The project Hedera Hashgraph has really powerful team. They are mature, experienced professionals who know what they want and how to achieve it. That hype, which the project has now – this is not the result of cheap noise in social networks, but the result of an expensive large-scale marketing campaign that began on March 13 in NYC and swept the leading European capitals from London to Tallinn (do not laugh, Estonia is a technological and IT polygon for all Europe).
In their marketing activities, the authors used the right tools to attract the attention of institutionals. And the time is right now. Only very naive people can believe that the current drop in the market is an accident or consequence of the volatility of the crypto. For smart people it is clear that this is not so. There may be a tough preparation for the Wall Street wolves to com into the cryptomarket . Those who have enough hardness to sit out this time, can then raise a lot of money. But to rule in this Big Game will no longer be a community, or individual crypto enthusiasts. Hedera Hashgraph, perhaps, marks the transition of the market to the “adult” level. Most likely there will be more such projects now.

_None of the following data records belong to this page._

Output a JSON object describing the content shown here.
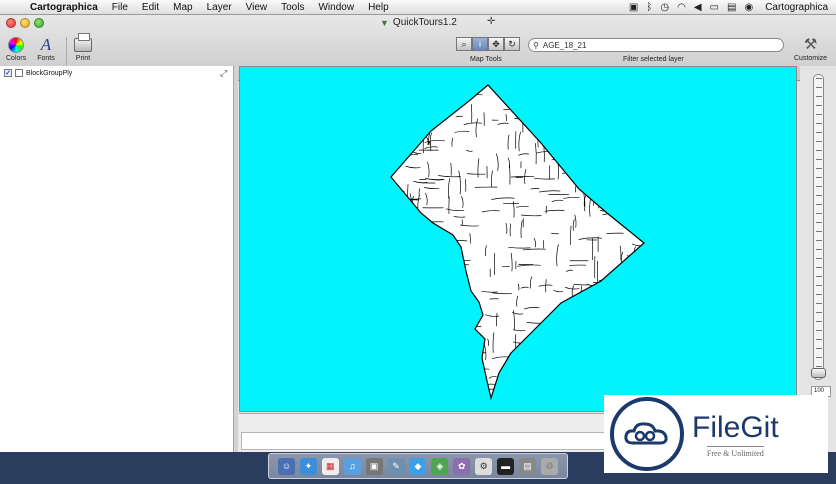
{
  "menubar": {
    "app_name": "Cartographica",
    "items": [
      "File",
      "Edit",
      "Map",
      "Layer",
      "View",
      "Tools",
      "Window",
      "Help"
    ],
    "status_app": "Cartographica"
  },
  "window": {
    "title": "QuickTours1.2"
  },
  "toolbar": {
    "colors_label": "Colors",
    "fonts_label": "Fonts",
    "print_label": "Print",
    "map_tools_label": "Map Tools",
    "filter_value": "AGE_18_21",
    "filter_label": "Filter selected layer",
    "customize_label": "Customize"
  },
  "layers": [
    {
      "name": "BlockGroupPly",
      "visible": true
    }
  ],
  "zoom": {
    "value": "100"
  },
  "watermark": {
    "brand": "FileGit",
    "tagline": "Free & Unlimited"
  },
  "colors": {
    "map_background": "#00f4fb",
    "brand": "#1b3a6b"
  }
}
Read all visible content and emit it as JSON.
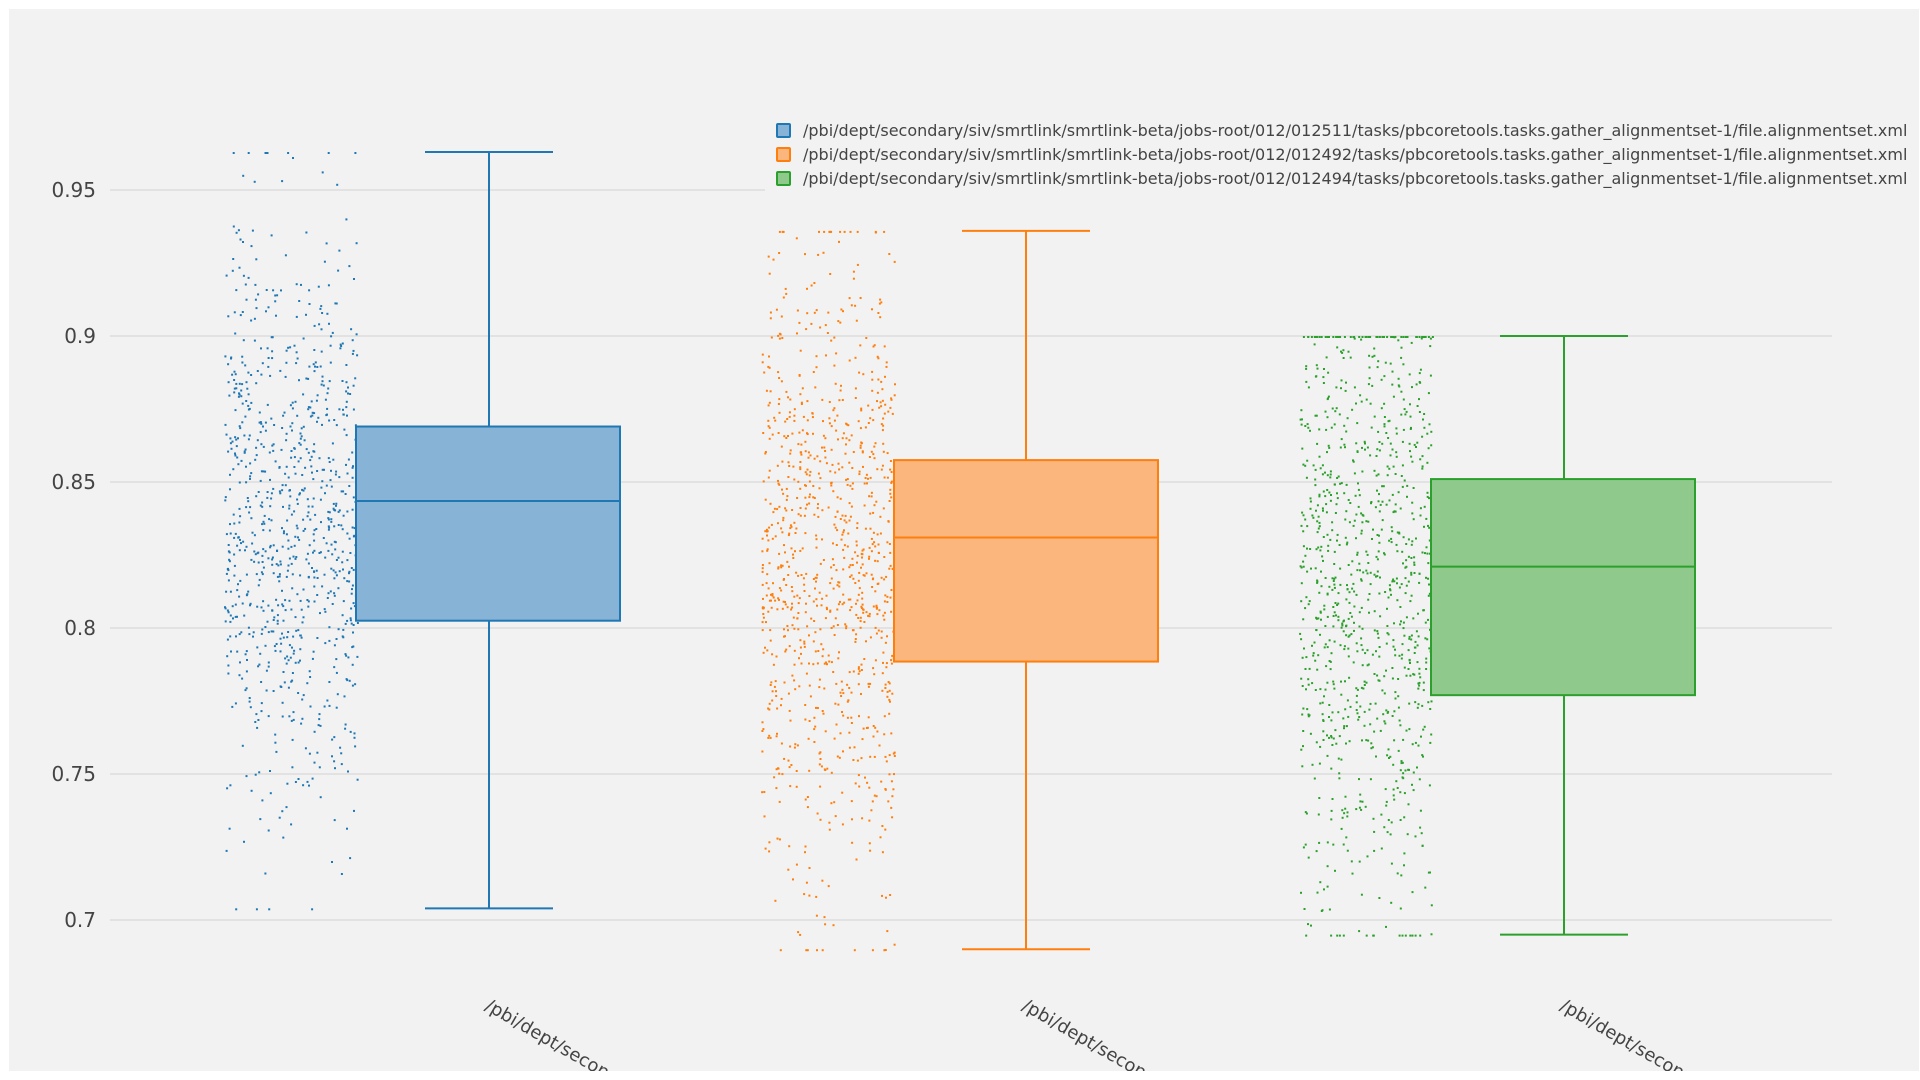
{
  "chart_data": {
    "type": "box",
    "title": "",
    "xlabel": "",
    "ylabel": "",
    "ylim": [
      0.688,
      0.995
    ],
    "yticks": [
      {
        "value": 0.7,
        "label": "0.7"
      },
      {
        "value": 0.75,
        "label": "0.75"
      },
      {
        "value": 0.8,
        "label": "0.8"
      },
      {
        "value": 0.85,
        "label": "0.85"
      },
      {
        "value": 0.9,
        "label": "0.9"
      },
      {
        "value": 0.95,
        "label": "0.95"
      }
    ],
    "grid": true,
    "boxpoints": "all",
    "legend_position": "top-right",
    "series": [
      {
        "name": "/pbi/dept/secondary/siv/smrtlink/smrtlink-beta/jobs-root/012/012511/tasks/pbcoretools.tasks.gather_alignmentset-1/file.alignmentset.xml",
        "category_label": "/pbi/dept/second",
        "color": "#1f77b4",
        "fill": "#87b3d6",
        "n_points": 900,
        "min": 0.704,
        "q1": 0.8025,
        "median": 0.8435,
        "q3": 0.869,
        "max": 0.963
      },
      {
        "name": "/pbi/dept/secondary/siv/smrtlink/smrtlink-beta/jobs-root/012/012492/tasks/pbcoretools.tasks.gather_alignmentset-1/file.alignmentset.xml",
        "category_label": "/pbi/dept/second",
        "color": "#ff7f0e",
        "fill": "#fab67c",
        "n_points": 1000,
        "min": 0.69,
        "q1": 0.7885,
        "median": 0.831,
        "q3": 0.8575,
        "max": 0.936
      },
      {
        "name": "/pbi/dept/secondary/siv/smrtlink/smrtlink-beta/jobs-root/012/012494/tasks/pbcoretools.tasks.gather_alignmentset-1/file.alignmentset.xml",
        "category_label": "/pbi/dept/second",
        "color": "#2ca02c",
        "fill": "#8fc98c",
        "n_points": 1000,
        "min": 0.695,
        "q1": 0.777,
        "median": 0.821,
        "q3": 0.851,
        "max": 0.9
      }
    ]
  }
}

The huge and growing hype, the availability of funds for promotion and the desire to spend them, a real scientific base, a well-developed concept, confirmed by testing, board of partners, powerfull team – all these speak for the success of the Hedera Hashgraph project in the short term. However, in the long-term – this is unlikely. The blockchain did not appear in order to be crossed out by the most sophisticated algorithm, which basically does not contain a substitute for the radical advantages of the blockchain as a “new Internet”.
Coinstelegram Rating: Pre-High